Sarah Green was born in London, England in 1959, and currently resides in Texas. She received her B.A. in Vocal Performance from Texas Wesleyan University in 1984. Trained in figurative drawing by her late father, Christopher Hill, Sarah studied intaglio etching, lithography and screen printing with the noted artist, Dale Conner. Conner thoroughly immersed his students in art history, as well as in traditional art and printmaking techniques. Sarah also studied photography with the late Texas Distiguished Artist,  Peter Helms Feresten. Under Feresten's extraordinary guidance, Sarah learned traditional photographic and design procedures, including using varied photographic equipment, ranging from shoebox pinhole techniques to antique 8 x 10 plate cameras to $1.00 plastic Diana range finders. Sarah apprenticed with the acclaimed painter Nancy Lamb, working with her on ceramic tile pieces and with Prismacolor pencils on large format works. Sarah also enjoyed several years working as a commercial artist for Texas Refinery Corp. and the Pate family of Fort Worth. Sarah worked from the age of 15 as a commercial artist, muralist, illustrator and sign painter before turning her full attention to her work as a portraitist. Sarah Green currently serves as Cultural Arts coordinator for the City of North Richland Hills, Texas, working with artists and musicians through the city's Art in Public Spaces program and public events. Sarah also teaches Digital Illustration at Texas Christian University.
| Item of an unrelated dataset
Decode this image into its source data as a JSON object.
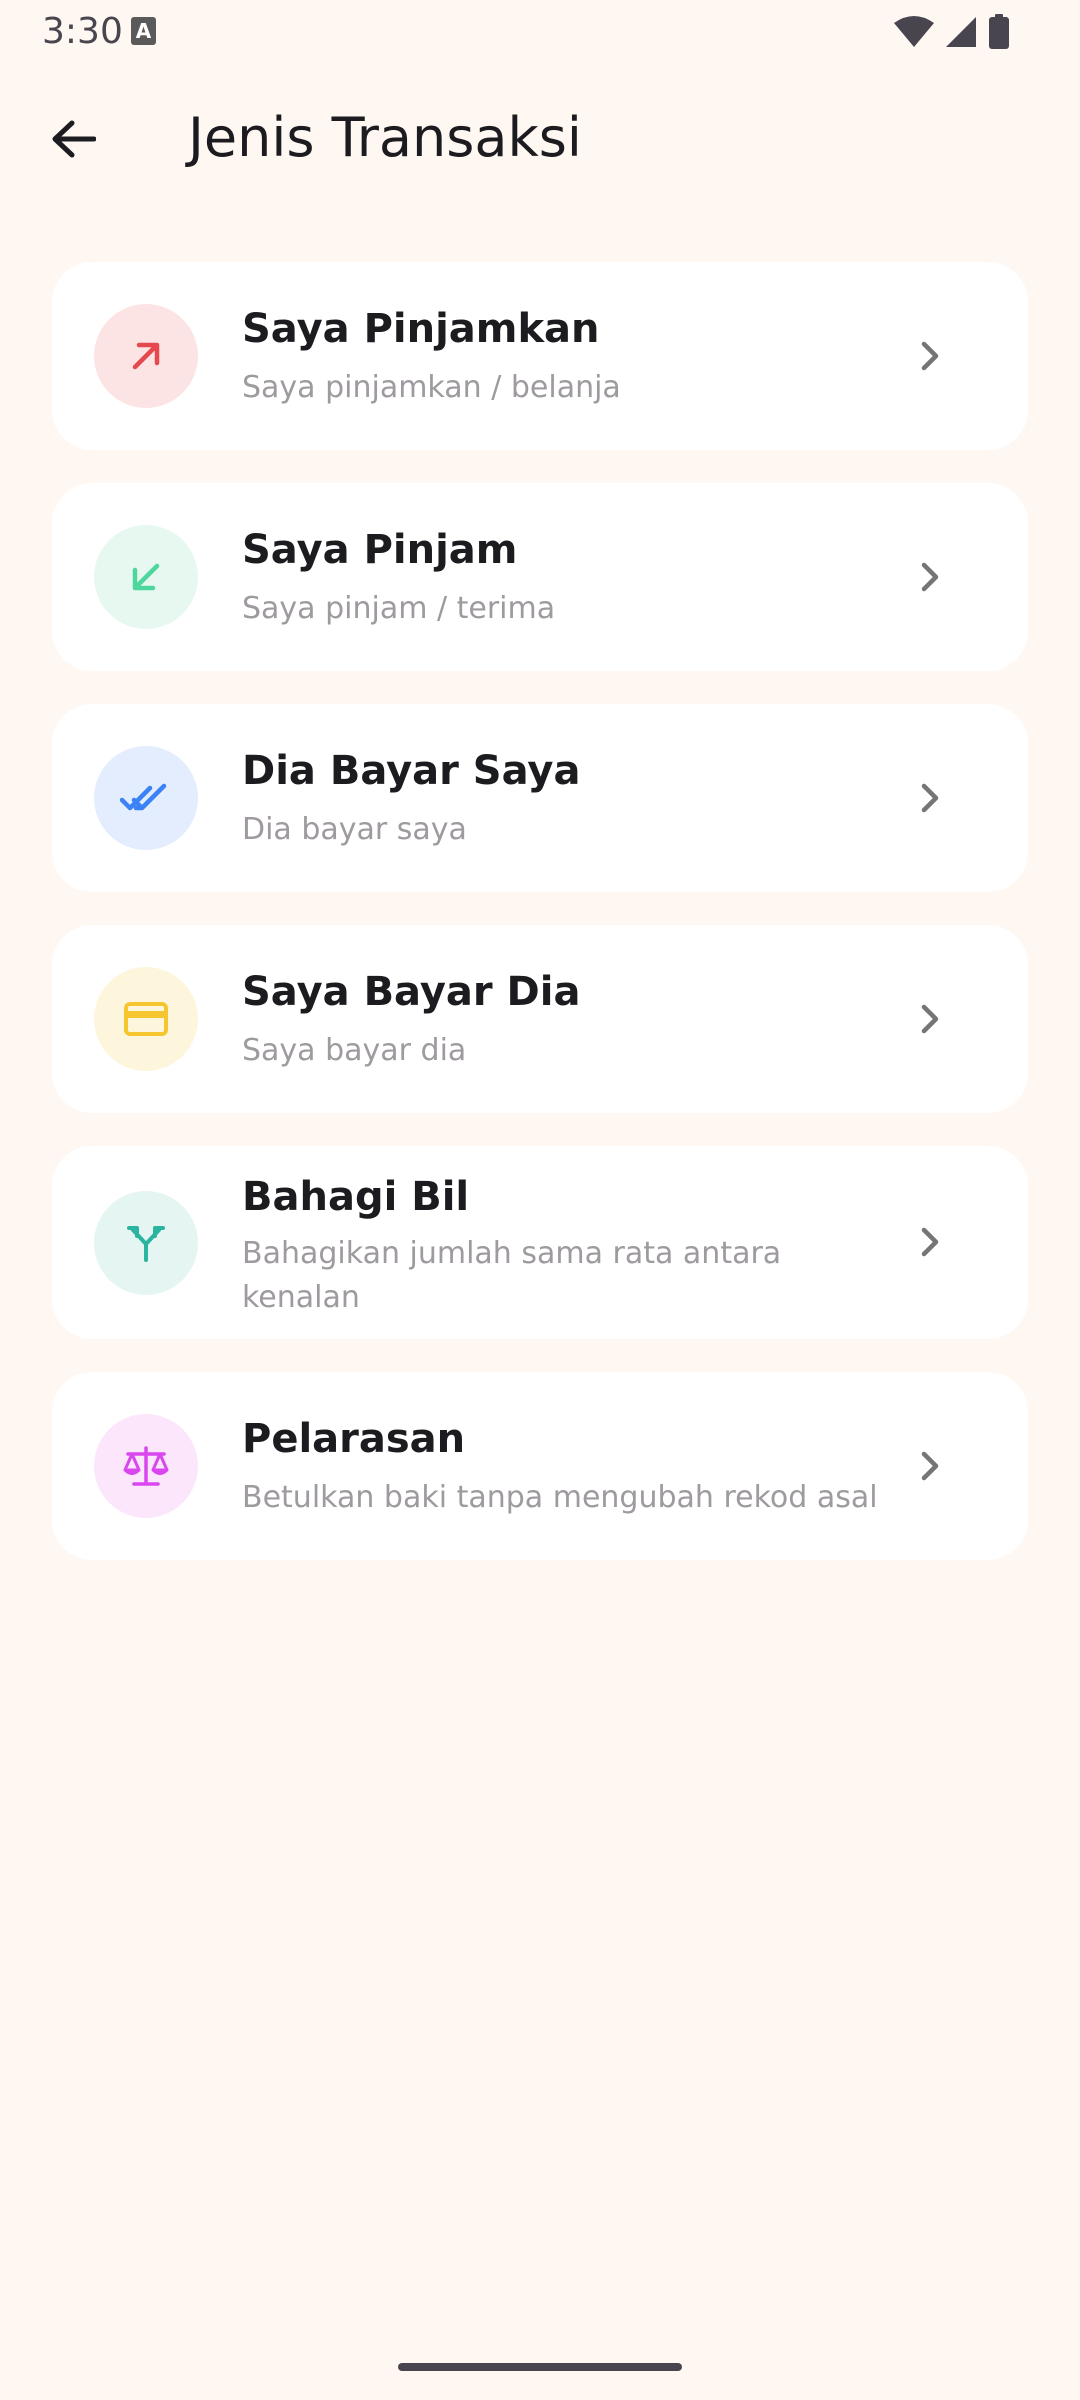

The tonal combinations in my portraits may appear complex, but I try to hold clutter to a minimum.The closer the viewer gets to the portraits I make, the more visually intricate they become. My aim is to have vivid hues and fundamental abstraction pull together to form the sum and substance of a person, whether it is an image of a classic film idol, a pop icon or a good friend.

The finished files are output onto paper, plastic, fabric, ceramic tile, metal or glass. Much consideration is used to determine what the final work will be output onto, because the medium must suit the subject perfectly. The final result is always an exciting mix of a little bit of chance and a lot of preparation. All the files are deleted after a very limited run (usually only 7 prints or fewer), much as a printmaker will score a plate when an edition is complete.